• Don’t mistake Slovenia with Slovakia. Don’t compare the two countries.
• Go in for the hug or cheek kiss. Slovenians, unlike most other Slavs, are not touchy-feely. A firm handshake with eye contact during initial greetings is also very important.
• Slovenians are very clean and streets are tidy. Do not drop anything in the gutter or on the floor.
• Ask to try the food on their plate. If you are out to dinner with Slovenes, they will be taken aback if your fork crosses their plate. Eat your own meal until they get to know you or offer to share.
Vegetarians will find Slovenia full of vibrant veggie dishes. An agricultural country; delicious fresh green dishes abound. Slovenians are also quite ecologically conscious and forward thinking, which also means lots of vegan and vegetarian restaurants and dishes.
• Štruklji – a spiral of dough and cheese
• Burek – Thin flaky filo pastry layered with fillings—cheese (sirni) is the most common vegetarian filling, or cheese and spinach.
• Žlikrofi and Ajdovi Krapi (Ravioli) Provoleta – gooey, golden, grilled provolone
• Buckwheat ravioli (ajdovi krapi)
• Mlinci (pasta)
• Njoki (Gnocchi)
Check out my Destination Details for some vegetarian restaurant suggestions.
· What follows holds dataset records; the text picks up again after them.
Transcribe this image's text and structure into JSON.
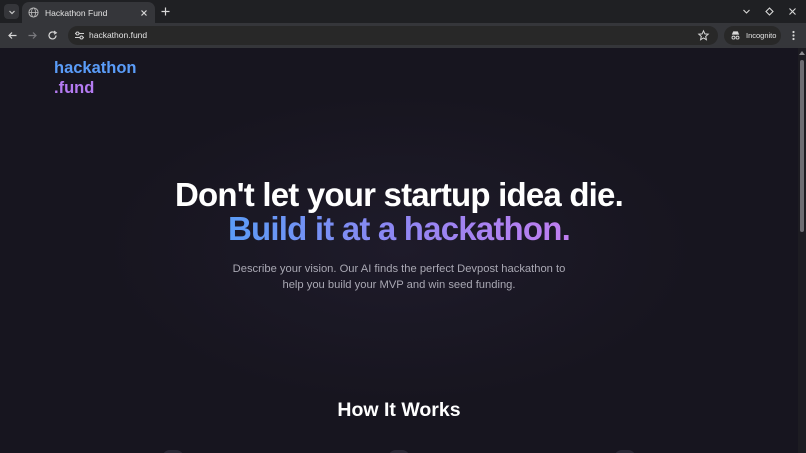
{
  "browser": {
    "tab_title": "Hackathon Fund",
    "url": "hackathon.fund",
    "incognito_label": "Incognito"
  },
  "site": {
    "logo_line1": "hackathon",
    "logo_line2": ".fund",
    "hero_line1": "Don't let your startup idea die.",
    "hero_line2": "Build it at a hackathon.",
    "subtitle_line1": "Describe your vision. Our AI finds the perfect Devpost hackathon to",
    "subtitle_line2": "help you build your MVP and win seed funding.",
    "how_heading": "How It Works"
  },
  "colors": {
    "page_bg": "#17151f",
    "logo_blue": "#5a9cf8",
    "logo_purple": "#b57bf2",
    "gradient_start": "#5b9cf6",
    "gradient_end": "#c07ef0"
  },
  "icons": [
    "tab-search-icon",
    "globe-icon",
    "close-icon",
    "plus-icon",
    "chevron-down-icon",
    "minimize-icon",
    "close-window-icon",
    "back-icon",
    "forward-icon",
    "reload-icon",
    "site-settings-icon",
    "star-icon",
    "incognito-icon",
    "kebab-menu-icon"
  ]
}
Slovenia is known for their honey, hand painted wooden beehive panels, gingerbread hearts, and salt flower harvested from the coastal Sečovlje Salt Pans.
Ljubljana has many boutiques with local designers selling art, fashion and goods like cheeky tote bags and onesies. Spend a day wandering the pedestrian zone for goodies to bring home.
You can duck in almost anywhere to use the W.C. You may need small change for public toilets in smaller towns or train stations.
Language – Slovene / Slovenian
Slovene and Italian are spoken in the South, and Slovene and Hungarian in the North. Most Slovenians also understand serbo-croatian language and most Slovenians speak very good English.
Hello = Zdravo (ZDRAH-vo)
Goodbye = Nasvidenje (NAHS-vee-dahn-yeh)
Please = Prosim (PROH-seem)
Thank You = Hvala (HVAH-lah)
Many Thanks = Lepa hvala (HVAH-lah LEH-pa)
Yes/No = Da (dah) or Ja (yah) | Ne (nah)
Good morning = Dobro jutro (DOH-bro YOO-troh)
Sorry = Oprosti / Oprostite (oh-PROHS-tee-tah)
Excuse me! = Oprostite (oh-PROHS-tee-tah)
My name is… = ime me je… (EE-meh mee yeh…)
Do you speak English? = Govorite angleško? (goh-VOH-ree-teh ahn-GLEHSH-koh?)
Where is…? = Kje je? (kyeh yeh…)
Where is the restroom? = kje je stranišče? (kyeh yeh strah-NEESH-cheh)
One = Ena (EH-na)
Two = Dva (DVAH)
Three = Tri (TREE)
Did I miss anything? If you have a travel question about Slovenia, ask me below in the comments section!